the UK or not (again giving statutory recognition to the UK‟s perceived obligations
under the UKUSA agreement) 34 but equivalent provision for circumstances wherein
intercepted material obtained outside the UK might be acquired is not so envisaged.
RIPA 2000‟s definitions of what constitutes an interception (section 2(2) and 2(4)), its
express provisions as to what conduct is permissible under interception warrants
(section 5), its limitations as to who may apply for an interception warrant (section
6(2)), its definition of “intercepted material” (section 20), the stated purposes of both
types of interception warrant (section 8, read alongside section 5(3)) and the
associated intercepted material safeguards at sections 15 and 16 all combine to
RIPA 2000, s.5(6)(c)
RIPA 2000, s11
RIPA 2000, s.5(3)
RIPA 2000, s5(1)(a)
RIPA 2000, s.2(2) and s.2(4). See also s.20 as regards external communications.

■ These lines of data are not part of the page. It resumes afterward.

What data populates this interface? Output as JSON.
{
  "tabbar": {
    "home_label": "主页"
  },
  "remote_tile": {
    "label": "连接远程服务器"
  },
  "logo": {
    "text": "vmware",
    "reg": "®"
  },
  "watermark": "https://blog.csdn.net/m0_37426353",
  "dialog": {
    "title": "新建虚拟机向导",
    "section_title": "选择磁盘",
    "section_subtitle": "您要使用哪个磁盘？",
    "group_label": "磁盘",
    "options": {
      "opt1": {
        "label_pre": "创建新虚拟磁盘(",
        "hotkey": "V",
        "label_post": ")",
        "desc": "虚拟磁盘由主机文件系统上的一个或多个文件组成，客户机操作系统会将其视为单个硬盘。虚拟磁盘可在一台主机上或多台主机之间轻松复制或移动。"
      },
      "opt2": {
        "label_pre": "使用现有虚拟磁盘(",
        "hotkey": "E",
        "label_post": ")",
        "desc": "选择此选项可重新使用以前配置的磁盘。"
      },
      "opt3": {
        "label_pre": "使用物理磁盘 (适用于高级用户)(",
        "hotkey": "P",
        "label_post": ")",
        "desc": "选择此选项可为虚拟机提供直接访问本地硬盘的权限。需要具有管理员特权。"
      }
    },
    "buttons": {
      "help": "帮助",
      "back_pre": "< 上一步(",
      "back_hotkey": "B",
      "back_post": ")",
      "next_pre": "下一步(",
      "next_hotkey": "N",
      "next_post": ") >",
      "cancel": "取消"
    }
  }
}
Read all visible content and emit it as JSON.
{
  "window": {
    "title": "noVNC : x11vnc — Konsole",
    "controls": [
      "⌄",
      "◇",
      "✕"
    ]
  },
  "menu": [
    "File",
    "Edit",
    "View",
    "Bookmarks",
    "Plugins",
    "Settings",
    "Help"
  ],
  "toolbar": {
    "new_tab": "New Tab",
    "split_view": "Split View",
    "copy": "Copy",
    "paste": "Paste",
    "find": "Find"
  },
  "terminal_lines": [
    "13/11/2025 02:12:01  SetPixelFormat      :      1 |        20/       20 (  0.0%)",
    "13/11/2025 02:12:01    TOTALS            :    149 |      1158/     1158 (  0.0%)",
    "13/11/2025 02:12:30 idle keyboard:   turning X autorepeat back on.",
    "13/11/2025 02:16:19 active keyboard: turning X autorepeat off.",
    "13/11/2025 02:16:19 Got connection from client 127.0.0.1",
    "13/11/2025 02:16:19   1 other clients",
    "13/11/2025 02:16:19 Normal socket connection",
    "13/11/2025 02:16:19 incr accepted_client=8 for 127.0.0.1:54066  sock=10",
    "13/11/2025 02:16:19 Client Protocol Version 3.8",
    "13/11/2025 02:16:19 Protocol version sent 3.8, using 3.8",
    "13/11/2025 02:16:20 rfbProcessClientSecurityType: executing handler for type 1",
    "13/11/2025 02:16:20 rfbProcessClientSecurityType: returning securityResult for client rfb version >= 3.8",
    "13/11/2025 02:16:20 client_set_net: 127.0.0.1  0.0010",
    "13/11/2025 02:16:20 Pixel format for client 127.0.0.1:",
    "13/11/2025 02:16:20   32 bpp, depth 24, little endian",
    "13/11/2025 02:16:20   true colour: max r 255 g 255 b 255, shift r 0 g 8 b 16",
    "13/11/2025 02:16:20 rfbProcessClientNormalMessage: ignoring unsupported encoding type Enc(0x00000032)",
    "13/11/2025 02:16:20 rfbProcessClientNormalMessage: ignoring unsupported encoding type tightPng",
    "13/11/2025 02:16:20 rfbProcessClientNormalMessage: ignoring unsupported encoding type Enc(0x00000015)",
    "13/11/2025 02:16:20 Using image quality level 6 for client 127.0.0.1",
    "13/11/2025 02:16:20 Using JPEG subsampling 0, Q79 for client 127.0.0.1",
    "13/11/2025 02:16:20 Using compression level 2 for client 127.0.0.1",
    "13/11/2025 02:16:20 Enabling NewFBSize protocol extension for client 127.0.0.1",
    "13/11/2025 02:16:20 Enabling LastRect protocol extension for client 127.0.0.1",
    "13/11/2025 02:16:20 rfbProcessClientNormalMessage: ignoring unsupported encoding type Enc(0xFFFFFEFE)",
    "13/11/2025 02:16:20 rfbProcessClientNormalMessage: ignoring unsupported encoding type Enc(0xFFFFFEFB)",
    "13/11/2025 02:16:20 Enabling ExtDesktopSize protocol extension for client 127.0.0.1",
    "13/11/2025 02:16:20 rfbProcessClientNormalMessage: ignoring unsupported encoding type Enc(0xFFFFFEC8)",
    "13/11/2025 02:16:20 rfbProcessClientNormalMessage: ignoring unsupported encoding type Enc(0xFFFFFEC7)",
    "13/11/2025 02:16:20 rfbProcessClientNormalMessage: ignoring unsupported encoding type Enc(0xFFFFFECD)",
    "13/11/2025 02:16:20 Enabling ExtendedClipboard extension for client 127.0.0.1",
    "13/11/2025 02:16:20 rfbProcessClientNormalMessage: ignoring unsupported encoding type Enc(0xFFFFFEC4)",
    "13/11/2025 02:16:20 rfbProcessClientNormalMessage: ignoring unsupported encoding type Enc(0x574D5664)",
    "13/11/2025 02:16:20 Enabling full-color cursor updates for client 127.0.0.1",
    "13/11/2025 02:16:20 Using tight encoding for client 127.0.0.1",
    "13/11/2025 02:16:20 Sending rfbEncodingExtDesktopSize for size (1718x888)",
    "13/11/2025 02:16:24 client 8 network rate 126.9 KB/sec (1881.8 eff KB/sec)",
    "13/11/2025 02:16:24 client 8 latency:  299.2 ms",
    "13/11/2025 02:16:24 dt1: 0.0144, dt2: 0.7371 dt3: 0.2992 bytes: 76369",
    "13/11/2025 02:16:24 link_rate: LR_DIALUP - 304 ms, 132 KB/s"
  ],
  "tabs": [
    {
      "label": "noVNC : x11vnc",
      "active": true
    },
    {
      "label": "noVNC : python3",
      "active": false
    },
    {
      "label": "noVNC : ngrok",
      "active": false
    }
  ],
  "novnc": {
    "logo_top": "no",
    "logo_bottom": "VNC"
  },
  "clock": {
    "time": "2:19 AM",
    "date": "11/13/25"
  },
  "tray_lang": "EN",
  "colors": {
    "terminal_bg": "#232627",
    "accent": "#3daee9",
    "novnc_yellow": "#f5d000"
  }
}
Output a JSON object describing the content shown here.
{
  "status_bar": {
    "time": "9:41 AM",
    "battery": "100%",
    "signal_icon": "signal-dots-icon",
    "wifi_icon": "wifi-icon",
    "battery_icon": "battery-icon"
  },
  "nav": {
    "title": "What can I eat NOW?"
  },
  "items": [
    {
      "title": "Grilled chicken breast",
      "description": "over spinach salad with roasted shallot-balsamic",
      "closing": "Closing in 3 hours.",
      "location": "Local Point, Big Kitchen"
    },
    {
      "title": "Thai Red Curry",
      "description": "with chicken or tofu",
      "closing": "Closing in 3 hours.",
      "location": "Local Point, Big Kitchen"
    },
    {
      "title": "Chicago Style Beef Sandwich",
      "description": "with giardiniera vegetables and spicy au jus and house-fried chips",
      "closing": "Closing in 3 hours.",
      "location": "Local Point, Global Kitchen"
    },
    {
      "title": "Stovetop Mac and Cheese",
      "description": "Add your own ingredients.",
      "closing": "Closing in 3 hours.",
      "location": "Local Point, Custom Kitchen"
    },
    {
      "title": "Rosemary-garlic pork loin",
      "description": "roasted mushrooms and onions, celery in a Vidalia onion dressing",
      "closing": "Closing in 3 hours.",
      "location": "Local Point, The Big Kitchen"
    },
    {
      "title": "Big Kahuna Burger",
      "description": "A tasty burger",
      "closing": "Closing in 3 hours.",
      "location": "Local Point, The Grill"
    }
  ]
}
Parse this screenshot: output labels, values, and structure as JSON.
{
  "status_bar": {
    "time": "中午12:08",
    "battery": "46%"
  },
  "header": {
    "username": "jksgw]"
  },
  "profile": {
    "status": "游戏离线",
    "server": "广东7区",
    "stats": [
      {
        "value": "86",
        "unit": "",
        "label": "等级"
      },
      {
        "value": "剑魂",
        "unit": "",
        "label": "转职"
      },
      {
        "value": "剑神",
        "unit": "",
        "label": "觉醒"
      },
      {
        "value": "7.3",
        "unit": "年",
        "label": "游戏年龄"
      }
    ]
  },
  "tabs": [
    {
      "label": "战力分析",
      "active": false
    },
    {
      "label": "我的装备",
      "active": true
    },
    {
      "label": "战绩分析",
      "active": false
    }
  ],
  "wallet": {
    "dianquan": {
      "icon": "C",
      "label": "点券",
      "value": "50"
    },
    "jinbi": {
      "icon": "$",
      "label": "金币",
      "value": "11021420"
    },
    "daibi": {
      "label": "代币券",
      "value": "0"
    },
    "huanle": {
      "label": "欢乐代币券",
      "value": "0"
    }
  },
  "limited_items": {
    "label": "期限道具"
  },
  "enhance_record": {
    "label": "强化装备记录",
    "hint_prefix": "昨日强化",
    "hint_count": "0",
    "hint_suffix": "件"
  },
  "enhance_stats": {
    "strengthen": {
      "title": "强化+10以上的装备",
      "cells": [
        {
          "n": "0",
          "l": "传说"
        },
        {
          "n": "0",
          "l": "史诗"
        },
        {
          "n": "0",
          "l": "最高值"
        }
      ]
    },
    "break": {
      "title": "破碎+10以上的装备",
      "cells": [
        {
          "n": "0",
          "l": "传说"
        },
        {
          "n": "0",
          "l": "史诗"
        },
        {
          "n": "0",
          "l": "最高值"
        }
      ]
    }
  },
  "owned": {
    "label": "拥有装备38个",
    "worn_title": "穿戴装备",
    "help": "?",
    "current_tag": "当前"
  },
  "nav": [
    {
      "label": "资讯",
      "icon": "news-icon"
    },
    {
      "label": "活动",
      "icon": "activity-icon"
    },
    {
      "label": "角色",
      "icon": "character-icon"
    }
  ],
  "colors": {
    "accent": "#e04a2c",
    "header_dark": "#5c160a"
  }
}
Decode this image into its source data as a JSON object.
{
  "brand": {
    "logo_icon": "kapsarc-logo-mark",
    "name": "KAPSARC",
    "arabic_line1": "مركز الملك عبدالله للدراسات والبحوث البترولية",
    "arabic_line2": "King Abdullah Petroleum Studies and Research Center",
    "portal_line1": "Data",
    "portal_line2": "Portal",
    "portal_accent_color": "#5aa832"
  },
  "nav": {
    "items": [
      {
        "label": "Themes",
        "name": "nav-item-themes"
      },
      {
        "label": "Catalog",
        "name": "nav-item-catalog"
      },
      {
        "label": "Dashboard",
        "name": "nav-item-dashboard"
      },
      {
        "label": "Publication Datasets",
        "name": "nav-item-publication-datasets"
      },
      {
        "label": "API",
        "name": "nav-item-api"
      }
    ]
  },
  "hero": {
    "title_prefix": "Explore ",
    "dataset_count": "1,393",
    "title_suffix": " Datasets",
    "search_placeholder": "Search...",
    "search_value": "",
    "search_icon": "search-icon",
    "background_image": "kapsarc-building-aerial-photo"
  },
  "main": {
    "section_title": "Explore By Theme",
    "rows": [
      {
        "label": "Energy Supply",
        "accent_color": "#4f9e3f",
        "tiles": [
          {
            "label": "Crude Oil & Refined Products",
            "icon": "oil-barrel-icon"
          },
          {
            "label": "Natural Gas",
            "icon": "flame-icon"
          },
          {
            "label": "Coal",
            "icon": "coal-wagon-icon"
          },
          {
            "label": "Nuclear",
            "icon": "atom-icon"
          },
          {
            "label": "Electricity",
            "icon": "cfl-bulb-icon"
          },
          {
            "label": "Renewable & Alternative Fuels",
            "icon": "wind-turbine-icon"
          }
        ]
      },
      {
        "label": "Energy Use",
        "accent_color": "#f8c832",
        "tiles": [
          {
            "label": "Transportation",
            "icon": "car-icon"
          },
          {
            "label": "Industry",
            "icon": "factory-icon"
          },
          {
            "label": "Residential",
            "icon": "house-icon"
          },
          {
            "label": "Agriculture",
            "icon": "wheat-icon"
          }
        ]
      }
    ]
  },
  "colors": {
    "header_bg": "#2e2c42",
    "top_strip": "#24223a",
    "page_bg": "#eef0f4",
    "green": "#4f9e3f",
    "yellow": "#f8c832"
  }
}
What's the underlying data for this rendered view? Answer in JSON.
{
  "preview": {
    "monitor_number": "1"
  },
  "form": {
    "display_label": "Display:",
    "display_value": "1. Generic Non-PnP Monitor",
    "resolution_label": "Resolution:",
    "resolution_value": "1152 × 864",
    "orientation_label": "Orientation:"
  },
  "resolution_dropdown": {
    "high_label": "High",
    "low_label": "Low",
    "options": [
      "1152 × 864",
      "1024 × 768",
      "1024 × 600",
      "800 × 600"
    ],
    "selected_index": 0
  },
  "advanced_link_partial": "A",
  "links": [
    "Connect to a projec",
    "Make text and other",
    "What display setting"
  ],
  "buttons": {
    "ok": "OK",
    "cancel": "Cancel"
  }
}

The Act‟s drafting
envisages that these too will be intercepted in the UK
RIPA 2000, s.5(1)(d)
envisage, authorise and regulate only the interception of UK residents‟
communications undertaken in the UK, by UK-based intelligence-gathering bodies.
These limitations (again a direct consequence of drafting) mean that the acquisition of
extra-jurisdictionally obtained intercepted material by UK intelligence-gathering
bodies has no legal basis within RIPA 2000. The safeguard provisions of the Act that
relate solely to intercepted material originating in the UK as contained in sections 15
and 16 are instead being applied to extra-jurisdictionally obtained intercepted material
upon its receipt, in line with administrative guidance and Ministerial oversight.
It is submitted therefore, that the acquisition of extra-jurisdictionally obtained
intercepted material by UK intelligence-gathering bodies is not being undertaken in
accordance with the law, when contemporary ECtHR jurisprudence regarding secret
State surveillance is taken into consideration.
ECtHR principles relating to member states’ interception of communications “in
accordance with the law.
For the acquisition of extra-jurisdictionally obtained intercepted material to be “in
accordance with the law,” the most recent ECtHR observations in Iordachi v
Moldova35 restate that the ECHR, Article 8(2) interference with the right to a private
life that interception of communications has been repeatedly held to constitute should
firstly “have some basis in domestic law.” 36 Furthermore, Iordachi reiterates the
ECtHR‟s position on “the quality of the law in question, [for present purposes the ISA
1994 and RIPA 2000] requiring that it should be compatible with the rule of law and
accessible to the person concerned, who must, moreover, be able to foresee its
consequences for him.”37 It can confidently be said that, given the absence of clear
express statutory provision for the acquisition of extra-jurisdictionally obtained
intercepted material, compounded by the total absence of public access to guidance as
to how, when, why and for what purposes it might be acquired by UK intelligencegathering bodies, that the current UK position appears wide open to ECtHR censure
as regards compatibility with the rule of law and accessibility.
Iordachi v Moldova (2012) 54 E.H.R.R. 5
Iordachi v Moldova (2012) 54 E.H.R.R. 5 [37]
Iordachi v Moldova [2012] 54 E.H.R.R. 5 [37]